A Seoul-based non-governmental organization has used Google Earth technology to enable North Korean defectors to “build a digital map of crimes against humanity in North Korea.”
The Transitional Justice Working Group (TJWG) released a new report Wednesday, the result of two years of research and interviews with 375 North Korean defectors, that identifies what it says are grave sites, murder locations and government offices that “may be used for future investigation and prosecution of crimes against humanity.”
Hangings, public executions, cremation sites, and remote burial sites are ostensibly identified, said to be close in proximity to known detention facilities and labor camps. “The majority of burial and killing sites identified were in North Hamgyong Province, which borders China,” the report notes, acknowledging that 221 of the 375 people interviewed came from this province.
North Korean defectors identified 47 “body sites.”
“It is our intention to provide our data to the relevant legal authorities at a time when we expect the necessary criminal investigation to take place."
The researchers used this term because, they said, “While the majority of these sites are burial sites, some of those identified by interviewees were sites where the bodies were not buried but rather abandoned, dumped, hidden without burial, or were storage sites for bodies yet to be buried or cremated.”
According to the organization, data was collected during interviews with the hundreds of North Korean defectors - 100 informants at first, and then another 275 in the second year. They were shown satellite imagery with basic landmark information such as rail lines, to initially orient themselves. Defectors would describe atrocities they had knowledge of, allowing the researchers to note the locations. They also categorized the source’s relationship to the location or the event, indicating if they were physically present, heard or saw directly, heard straight from a victim or heard only as a rumor. The data collected spans decades – not just Kim Jong Un’s current bloody reign, but that of his father Kim Jong Il, the former Supreme Leader, as well.
The group that produced the report, which they claim is the first of its kind, was founded in 2014 by human rights advocates and international researchers. TJWG crafted the report, entitled “Mapping Crimes Against Humanity in North Korea,” in order to attract more experts and informants to the cause.
In the findings, researchers noted that the project is not endeavoring to “establish individual criminal responsibility of given actors, but rather to expose in a transparent manner the extent of the violations committed and their systematic nature.”
“It is our intention,” states the report, “to provide our data to the relevant legal authorities at a time when we expect the necessary criminal investigation to take place."

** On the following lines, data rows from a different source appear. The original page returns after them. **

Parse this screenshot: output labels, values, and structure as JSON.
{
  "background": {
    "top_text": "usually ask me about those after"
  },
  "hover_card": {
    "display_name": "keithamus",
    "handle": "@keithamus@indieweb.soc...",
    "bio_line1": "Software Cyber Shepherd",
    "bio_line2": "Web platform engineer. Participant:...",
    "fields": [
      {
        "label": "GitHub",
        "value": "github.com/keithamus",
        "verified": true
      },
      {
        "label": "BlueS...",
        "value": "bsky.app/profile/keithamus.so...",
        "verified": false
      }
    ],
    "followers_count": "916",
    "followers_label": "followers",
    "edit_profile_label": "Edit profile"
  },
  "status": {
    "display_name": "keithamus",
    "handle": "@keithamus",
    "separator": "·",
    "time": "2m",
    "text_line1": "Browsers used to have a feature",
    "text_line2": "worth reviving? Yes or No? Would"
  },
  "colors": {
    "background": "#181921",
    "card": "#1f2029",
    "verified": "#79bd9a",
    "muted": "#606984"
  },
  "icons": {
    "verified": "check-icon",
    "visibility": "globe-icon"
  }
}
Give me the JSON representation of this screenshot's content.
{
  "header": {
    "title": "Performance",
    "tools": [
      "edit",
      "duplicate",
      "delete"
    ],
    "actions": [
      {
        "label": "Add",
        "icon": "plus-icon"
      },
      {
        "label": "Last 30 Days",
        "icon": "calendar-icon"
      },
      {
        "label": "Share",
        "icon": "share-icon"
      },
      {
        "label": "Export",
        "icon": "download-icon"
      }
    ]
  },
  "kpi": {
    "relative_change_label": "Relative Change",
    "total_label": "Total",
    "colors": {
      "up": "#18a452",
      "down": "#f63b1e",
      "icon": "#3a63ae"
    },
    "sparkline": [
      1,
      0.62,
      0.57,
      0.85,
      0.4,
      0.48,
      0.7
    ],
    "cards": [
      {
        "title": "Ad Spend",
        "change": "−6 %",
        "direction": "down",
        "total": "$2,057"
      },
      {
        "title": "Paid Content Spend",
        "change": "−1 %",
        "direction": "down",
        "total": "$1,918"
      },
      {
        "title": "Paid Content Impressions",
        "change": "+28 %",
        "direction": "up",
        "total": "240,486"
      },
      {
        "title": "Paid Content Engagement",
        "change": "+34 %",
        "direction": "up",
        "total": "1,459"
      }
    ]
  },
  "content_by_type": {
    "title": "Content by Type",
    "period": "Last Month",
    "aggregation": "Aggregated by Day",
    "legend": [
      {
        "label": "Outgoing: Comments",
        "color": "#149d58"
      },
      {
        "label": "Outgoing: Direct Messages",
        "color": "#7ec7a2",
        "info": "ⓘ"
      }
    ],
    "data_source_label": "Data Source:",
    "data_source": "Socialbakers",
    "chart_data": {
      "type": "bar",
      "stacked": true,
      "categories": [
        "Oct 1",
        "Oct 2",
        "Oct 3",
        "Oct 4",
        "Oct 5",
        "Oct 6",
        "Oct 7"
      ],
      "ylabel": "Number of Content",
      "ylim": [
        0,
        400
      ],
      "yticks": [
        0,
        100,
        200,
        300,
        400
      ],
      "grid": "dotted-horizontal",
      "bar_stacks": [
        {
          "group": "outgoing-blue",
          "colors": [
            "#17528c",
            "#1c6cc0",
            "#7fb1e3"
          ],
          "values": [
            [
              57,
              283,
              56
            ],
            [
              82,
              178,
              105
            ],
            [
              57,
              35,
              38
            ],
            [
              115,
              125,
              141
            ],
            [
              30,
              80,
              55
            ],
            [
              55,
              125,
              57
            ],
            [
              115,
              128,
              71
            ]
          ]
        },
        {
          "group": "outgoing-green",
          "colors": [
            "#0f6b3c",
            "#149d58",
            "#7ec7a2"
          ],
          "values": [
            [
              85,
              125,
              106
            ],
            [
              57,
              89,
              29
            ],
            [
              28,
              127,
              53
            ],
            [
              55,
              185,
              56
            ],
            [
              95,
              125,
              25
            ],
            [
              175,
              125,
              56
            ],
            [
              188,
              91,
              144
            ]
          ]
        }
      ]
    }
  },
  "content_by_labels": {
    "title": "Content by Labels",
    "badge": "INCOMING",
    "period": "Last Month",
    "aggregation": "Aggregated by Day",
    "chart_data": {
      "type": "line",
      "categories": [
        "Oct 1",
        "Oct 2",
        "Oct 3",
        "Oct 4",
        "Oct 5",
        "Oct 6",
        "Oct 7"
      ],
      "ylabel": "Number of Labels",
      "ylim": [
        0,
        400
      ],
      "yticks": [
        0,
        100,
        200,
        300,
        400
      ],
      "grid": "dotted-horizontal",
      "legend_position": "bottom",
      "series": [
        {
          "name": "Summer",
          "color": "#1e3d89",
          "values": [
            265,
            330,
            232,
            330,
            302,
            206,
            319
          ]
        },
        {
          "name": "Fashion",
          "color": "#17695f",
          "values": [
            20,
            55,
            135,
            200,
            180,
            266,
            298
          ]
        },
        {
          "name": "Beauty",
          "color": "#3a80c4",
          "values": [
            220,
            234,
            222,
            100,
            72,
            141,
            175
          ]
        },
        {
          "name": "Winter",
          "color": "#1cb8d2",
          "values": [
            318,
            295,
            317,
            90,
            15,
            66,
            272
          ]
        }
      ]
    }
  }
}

Reports of human rights violations out of North Korea are not the only concern for the international community. Recently, the isolated nation has conducted several missile tests, including the launch of an intercontinental ballistic missile on the Fourth of July.
According to the latest Fox News Poll, 68 percent of voters are concerned about war with North Korea.